Data shown
========
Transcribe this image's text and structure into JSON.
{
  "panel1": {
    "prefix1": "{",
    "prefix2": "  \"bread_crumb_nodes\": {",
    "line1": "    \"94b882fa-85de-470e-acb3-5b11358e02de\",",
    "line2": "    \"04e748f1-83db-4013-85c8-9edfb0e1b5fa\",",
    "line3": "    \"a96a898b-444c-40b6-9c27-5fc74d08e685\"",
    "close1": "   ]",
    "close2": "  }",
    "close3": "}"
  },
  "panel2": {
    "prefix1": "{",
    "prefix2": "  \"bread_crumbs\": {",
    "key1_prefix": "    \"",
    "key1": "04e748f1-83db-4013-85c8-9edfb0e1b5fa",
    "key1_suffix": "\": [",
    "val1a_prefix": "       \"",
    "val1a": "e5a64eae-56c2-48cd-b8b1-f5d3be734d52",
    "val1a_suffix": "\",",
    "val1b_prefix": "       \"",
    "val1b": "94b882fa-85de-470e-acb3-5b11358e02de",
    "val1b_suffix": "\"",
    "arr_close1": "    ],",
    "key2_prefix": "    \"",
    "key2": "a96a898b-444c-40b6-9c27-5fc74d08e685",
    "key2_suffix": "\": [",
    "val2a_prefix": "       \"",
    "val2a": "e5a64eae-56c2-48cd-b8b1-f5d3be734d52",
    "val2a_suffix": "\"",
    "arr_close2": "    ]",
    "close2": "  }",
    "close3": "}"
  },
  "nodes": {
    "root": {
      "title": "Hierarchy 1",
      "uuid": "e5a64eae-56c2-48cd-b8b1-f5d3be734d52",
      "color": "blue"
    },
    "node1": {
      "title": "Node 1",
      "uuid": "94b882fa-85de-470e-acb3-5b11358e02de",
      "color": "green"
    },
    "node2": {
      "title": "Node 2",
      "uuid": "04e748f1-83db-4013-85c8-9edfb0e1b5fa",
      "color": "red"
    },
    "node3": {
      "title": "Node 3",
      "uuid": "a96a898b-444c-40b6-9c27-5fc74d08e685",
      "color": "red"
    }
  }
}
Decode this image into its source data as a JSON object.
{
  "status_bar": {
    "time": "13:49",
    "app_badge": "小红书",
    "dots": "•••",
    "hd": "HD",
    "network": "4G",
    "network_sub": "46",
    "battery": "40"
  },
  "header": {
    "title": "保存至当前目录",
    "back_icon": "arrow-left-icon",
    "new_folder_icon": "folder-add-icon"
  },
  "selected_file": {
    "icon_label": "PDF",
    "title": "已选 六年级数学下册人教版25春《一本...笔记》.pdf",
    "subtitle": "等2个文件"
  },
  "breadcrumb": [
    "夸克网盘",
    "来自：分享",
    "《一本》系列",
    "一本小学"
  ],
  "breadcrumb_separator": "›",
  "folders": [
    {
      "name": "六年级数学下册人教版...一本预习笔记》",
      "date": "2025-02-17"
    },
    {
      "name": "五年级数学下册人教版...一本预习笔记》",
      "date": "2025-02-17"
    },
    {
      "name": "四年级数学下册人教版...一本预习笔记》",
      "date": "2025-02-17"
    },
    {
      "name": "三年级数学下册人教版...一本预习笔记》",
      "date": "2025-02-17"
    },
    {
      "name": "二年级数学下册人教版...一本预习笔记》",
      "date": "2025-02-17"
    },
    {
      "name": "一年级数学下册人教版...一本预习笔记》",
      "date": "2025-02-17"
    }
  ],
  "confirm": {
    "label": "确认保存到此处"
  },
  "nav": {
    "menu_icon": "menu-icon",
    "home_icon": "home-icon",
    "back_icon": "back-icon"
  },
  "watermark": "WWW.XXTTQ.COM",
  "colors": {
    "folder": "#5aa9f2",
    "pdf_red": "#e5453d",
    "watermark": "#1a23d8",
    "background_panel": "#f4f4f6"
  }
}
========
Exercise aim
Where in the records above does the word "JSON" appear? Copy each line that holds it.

Solution to this problem
Transcribe this image's text and structure into JSON.
Decode this image into its source data as a JSON object.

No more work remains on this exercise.